Records supplied>

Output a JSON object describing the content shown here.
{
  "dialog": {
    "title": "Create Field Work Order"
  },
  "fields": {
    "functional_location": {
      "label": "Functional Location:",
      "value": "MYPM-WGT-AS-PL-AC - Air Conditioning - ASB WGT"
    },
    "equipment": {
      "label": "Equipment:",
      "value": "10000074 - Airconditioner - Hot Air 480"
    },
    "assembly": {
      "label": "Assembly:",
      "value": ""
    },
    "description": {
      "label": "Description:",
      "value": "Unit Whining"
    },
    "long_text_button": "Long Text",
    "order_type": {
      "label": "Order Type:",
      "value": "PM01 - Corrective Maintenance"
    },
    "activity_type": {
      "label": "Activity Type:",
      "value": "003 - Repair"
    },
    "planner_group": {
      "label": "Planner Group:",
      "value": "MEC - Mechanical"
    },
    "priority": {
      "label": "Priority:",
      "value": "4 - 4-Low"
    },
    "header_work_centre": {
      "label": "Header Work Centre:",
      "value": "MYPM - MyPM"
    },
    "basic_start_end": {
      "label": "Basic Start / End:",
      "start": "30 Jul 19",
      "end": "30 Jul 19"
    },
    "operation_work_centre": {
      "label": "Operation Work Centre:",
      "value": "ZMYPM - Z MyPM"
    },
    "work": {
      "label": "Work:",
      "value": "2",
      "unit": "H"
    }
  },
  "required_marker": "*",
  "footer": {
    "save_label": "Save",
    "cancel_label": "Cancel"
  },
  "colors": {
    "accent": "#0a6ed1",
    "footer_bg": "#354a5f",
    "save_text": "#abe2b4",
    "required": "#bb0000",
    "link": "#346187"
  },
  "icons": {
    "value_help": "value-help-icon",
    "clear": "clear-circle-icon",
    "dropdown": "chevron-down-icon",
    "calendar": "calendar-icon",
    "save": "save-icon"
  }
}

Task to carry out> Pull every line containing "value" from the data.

Solution for this problem>
      "value": "MYPM-WGT-AS-PL-AC - Air Conditioning - ASB WGT"
      "value": "10000074 - Airconditioner - Hot Air 480"
      "value": ""
      "value": "Unit Whining"
      "value": "PM01 - Corrective Maintenance"
      "value": "003 - Repair"
      "value": "MEC - Mechanical"
      "value": "4 - 4-Low"
      "value": "MYPM - MyPM"
      "value": "ZMYPM - Z MyPM"
      "value": "2",
    "value_help": "value-help-icon",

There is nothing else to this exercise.